Other new developments include the opening of the Student Call Center and Shoham - The Center for Technology in Distance Education.
In 1995, the first OUI master's degree program is approved by the CHE. The OUI now offers an MSc degree in computer science.
1997 – 2000
The Research Authority is established.
A joint program with the Technion is implemented, which allows students who earn high grades in specific courses to transfer to the Technion. This is a precursor to the successful transfer tracks program, initiated in 1999, in which students may transfer into second-year studies at other universities upon fulfilling certain course and grade requirements.
The university continues to add to its growing list of undergraduate and graduate programs, including an MBA and a BSc in industrial engineering and management.
The university works together with the IDF to allow young adults to study in the Atudah program towards a bachelor's degree in computer science, prior to enlistment.
In 2004, the OUI administrative headquarters and major facilities move to their new location on the Dorothy de Rothschild Campus in Ra'anana.
The OUI celebrates its thirty-year anniversary. It continues to add study programs to its academic offerings, including a four-year program in software engineering.
2006 - 2010
Project Pe'er makes distance learning accessible via course books uploaded to the Internet.
The first annual Research Day is held, as well as the first Students Day, followed by the establishment of the OUI Student Union.
A "Green Council" is launched to provide a backdrop for environmentally-friendly activities sponsored by the OUI.
Three research centers are inaugurated:
The Institute for Policy Analysis
The Research Center for Innovation in Learning Technologies
The Center for the Study of Relations between Jews, Christians, and Muslims
The Soft Landing program is initiated to encourage Arabic-speaking students lacking fluent Hebrew to study at the OUI by providing support services in Arabic.
A project designed to encourage members of the ultra-Orthodox population to acquire academic degrees is offered in ultra-Orthodox population centers.
The Budgeting and Finance Committee (affiliated with the CHE) approves a budgeting model designed specifically to meet the needs of the OUI's distinctive academic framework.

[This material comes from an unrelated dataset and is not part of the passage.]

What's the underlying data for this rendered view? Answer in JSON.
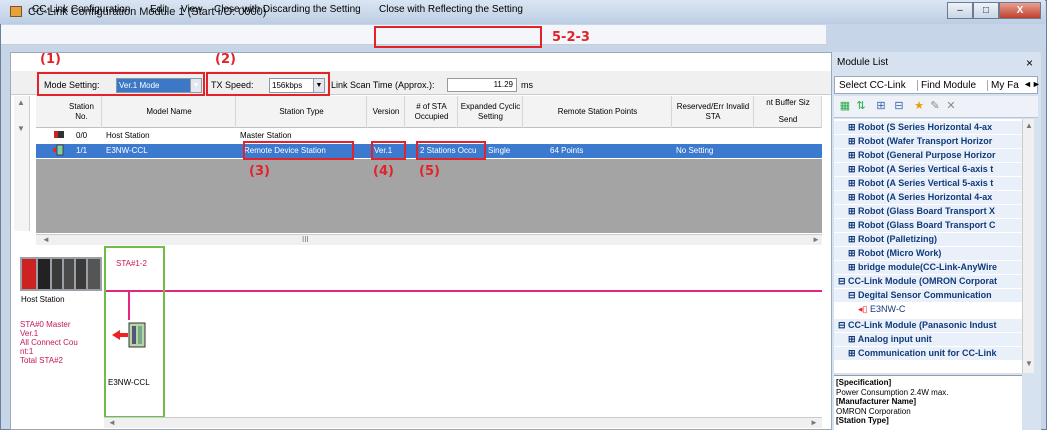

The budgeting model recognizes that the OUI makes a unique contribution to higher education in Israel through its widely-used textbooks and its emphasis on accessibility for students who might otherwise not seek higher education.
The OUI implements Academia in High School as part of a national initiative in collaboration with the Israeli government. This program offers the top 10% of high school students in the ninth grade the opportunity to replace high school classes in selected subjects with credit-based university courses.

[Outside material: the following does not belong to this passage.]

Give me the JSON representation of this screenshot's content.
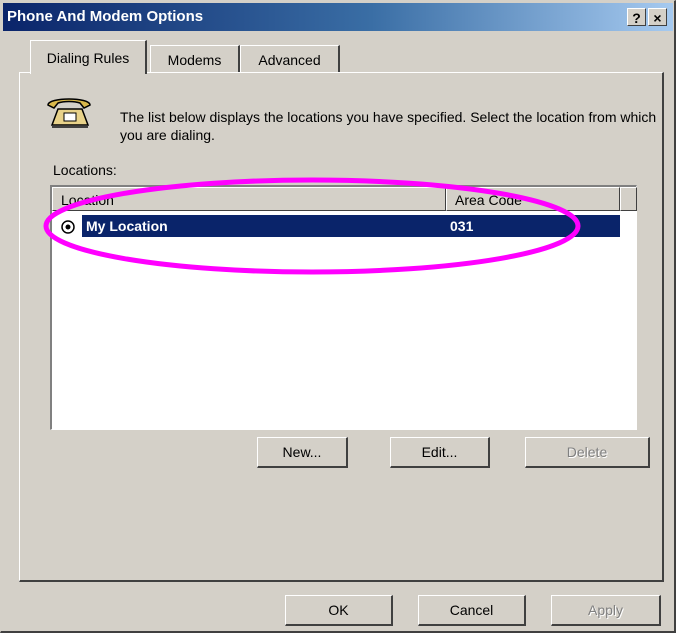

The OUI establishes the Open University Press, which publishes scholarly books in all disciplines. In addition, it has been mandated to administer the annual Goldberg Prize competition for excellent academic manuscripts, and to publish the winning works.
A pilot program to improve Hebrew language skills, coupled with academic literacy, is launched for Arabic-speaking students.
Access Optimization, a new program in 2015, provides eligible Israeli-Ethiopian undergraduate students with academic mentoring and support.
A Behavioral Sciences Lab is opened by the OUI in Tel Aviv. This facility will broaden the span of research in behavioral science conducted by OUI faculty members, as well as provide opportunities for advanced undergraduate and graduate students to take part in empirical research.
- The Open Media and Information Lab is launched at the Ra’anana campus.
- The OUI marks its fortieth anniversary through a variety of events and publications.
The Council for Higher Education grants the university the autonomy to open graduate study programs leading to master's degrees.
The OUI launches Lamda for Academia, a groundbreaking initiative that offers hundreds of digitized OUI textbooks online to about 250,000 Israeli students and to faculty and staff members at other academic institutions.
The Council for Higher Education authorizes the university to open its first PhD program – Education: Technologies in Learning Systems